Your instructions | Where "variable" occurs in a line of the entries below, copy that line.
+++
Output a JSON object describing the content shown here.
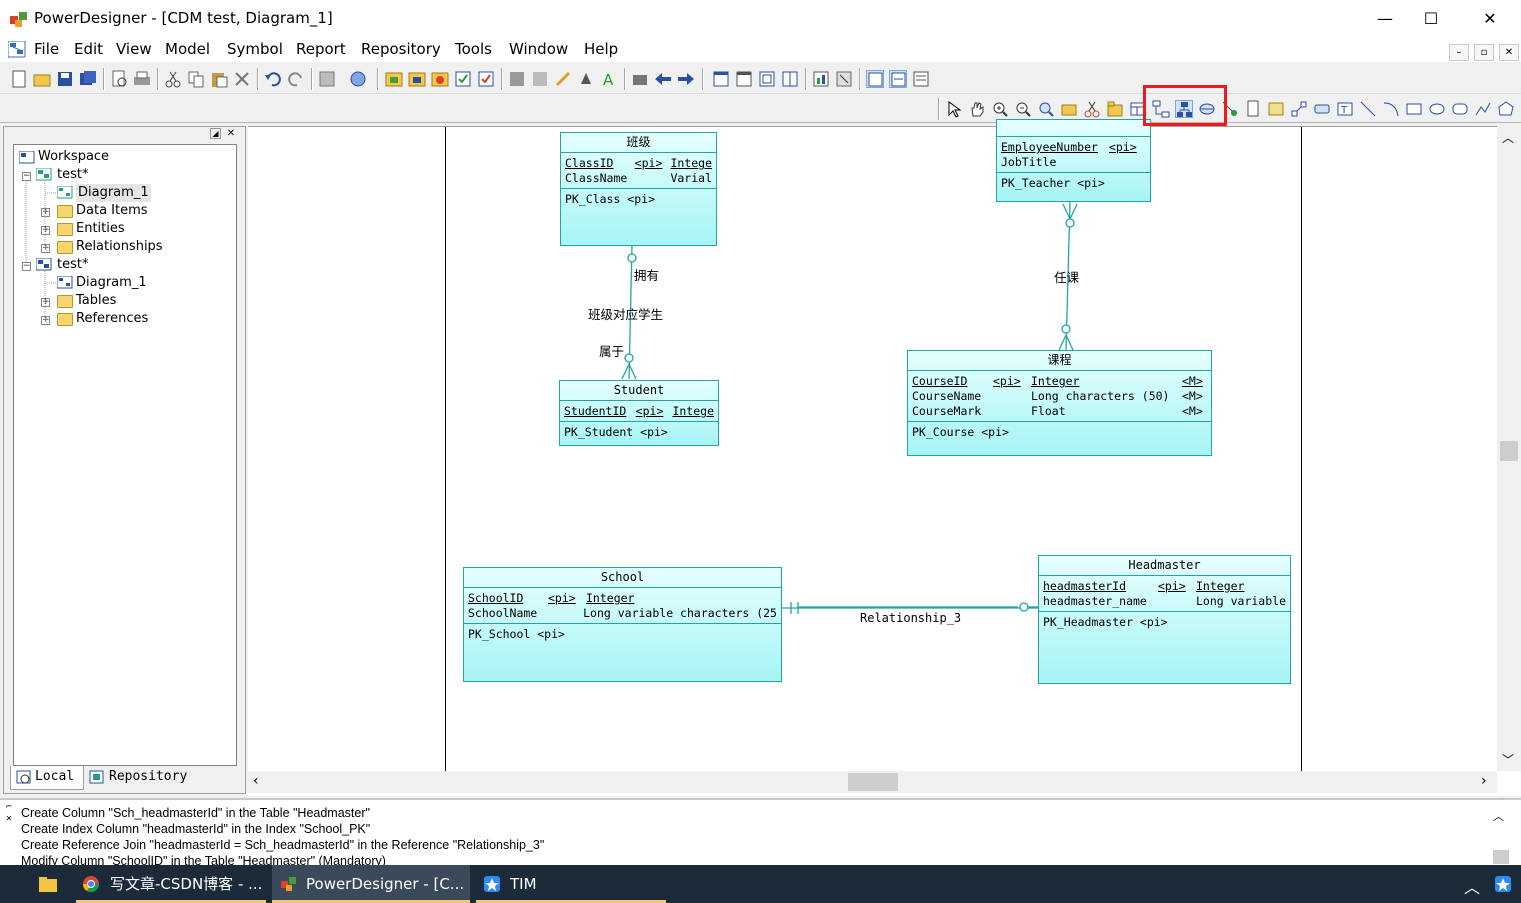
{
  "window": {
    "title": "PowerDesigner - [CDM test, Diagram_1]",
    "min": "—",
    "max": "☐",
    "close": "✕"
  },
  "menu": [
    "File",
    "Edit",
    "View",
    "Model",
    "Symbol",
    "Report",
    "Repository",
    "Tools",
    "Window",
    "Help"
  ],
  "tree": {
    "workspace": "Workspace",
    "model1": {
      "label": "test*",
      "children": [
        "Diagram_1",
        "Data Items",
        "Entities",
        "Relationships"
      ]
    },
    "model2": {
      "label": "test*",
      "children": [
        "Diagram_1",
        "Tables",
        "References"
      ]
    }
  },
  "tabs": {
    "local": "Local",
    "repository": "Repository"
  },
  "entities": {
    "class": {
      "name": "班级",
      "attrs": [
        [
          "ClassID",
          "<pi>",
          "Intege"
        ],
        [
          "ClassName",
          "",
          "Varial"
        ]
      ],
      "ids": [
        "PK_Class  <pi>"
      ]
    },
    "teacher": {
      "name": "",
      "attrs": [
        [
          "EmployeeNumber",
          "<pi>",
          ""
        ],
        [
          "JobTitle",
          "",
          ""
        ]
      ],
      "ids": [
        "PK_Teacher  <pi>"
      ]
    },
    "student": {
      "name": "Student",
      "attrs": [
        [
          "StudentID",
          "<pi>",
          "Intege"
        ]
      ],
      "ids": [
        "PK_Student  <pi>"
      ]
    },
    "course": {
      "name": "课程",
      "attrs": [
        [
          "CourseID",
          "<pi>",
          "Integer",
          "<M>"
        ],
        [
          "CourseName",
          "",
          "Long characters (50)",
          "<M>"
        ],
        [
          "CourseMark",
          "",
          "Float",
          "<M>"
        ]
      ],
      "ids": [
        "PK_Course  <pi>"
      ]
    },
    "school": {
      "name": "School",
      "attrs": [
        [
          "SchoolID",
          "<pi>",
          "Integer"
        ],
        [
          "SchoolName",
          "",
          "Long variable characters (25"
        ]
      ],
      "ids": [
        "PK_School  <pi>"
      ]
    },
    "headmaster": {
      "name": "Headmaster",
      "attrs": [
        [
          "headmasterId",
          "<pi>",
          "Integer"
        ],
        [
          "headmaster_name",
          "",
          "Long variable"
        ]
      ],
      "ids": [
        "PK_Headmaster  <pi>"
      ]
    }
  },
  "relationships": {
    "rel1": {
      "role1": "拥有",
      "name": "班级对应学生",
      "role2": "属于"
    },
    "rel2": {
      "name": "任课"
    },
    "rel3": {
      "name": "Relationship_3"
    }
  },
  "output": [
    "Create Column \"Sch_headmasterId\" in the Table \"Headmaster\"",
    "Create Index Column \"headmasterId\" in the Index \"School_PK\"",
    "Create Reference Join \"headmasterId = Sch_headmasterId\" in the Reference \"Relationship_3\"",
    "Modify Column \"SchoolID\" in the Table \"Headmaster\" (Mandatory)"
  ],
  "taskbar": [
    {
      "label": "写文章-CSDN博客 - ..."
    },
    {
      "label": "PowerDesigner - [C..."
    },
    {
      "label": "TIM"
    }
  ],
  "colors": {
    "entity_border": "#21a4a4",
    "entity_fill": "#a6f4f4",
    "highlight": "#ef1b1b",
    "taskbar": "#1c2b3a"
  }
}
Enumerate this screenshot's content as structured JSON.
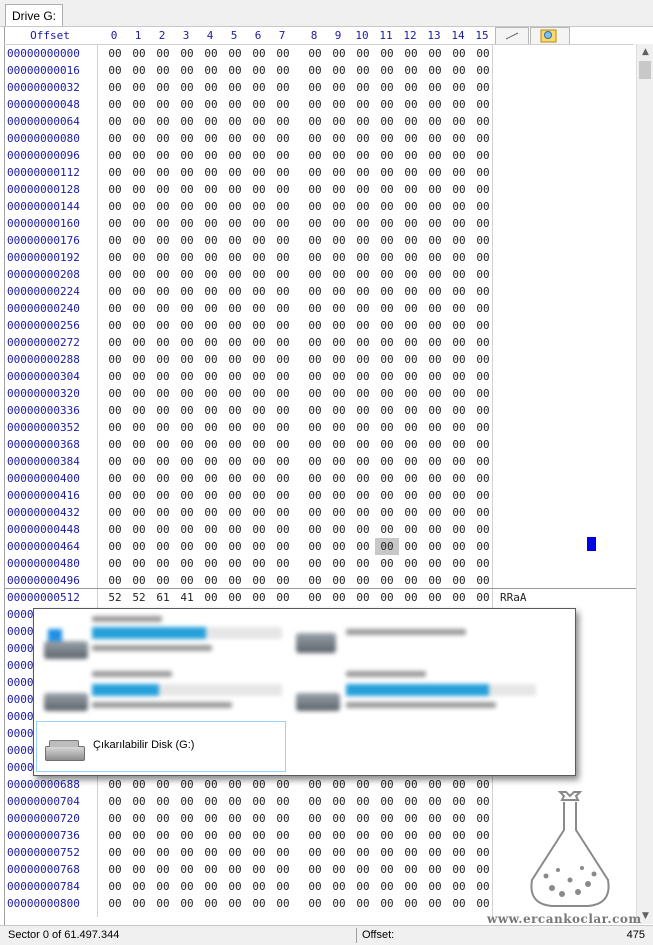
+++
Exercise output |
          "Long variable characters (25"
          "Long variable"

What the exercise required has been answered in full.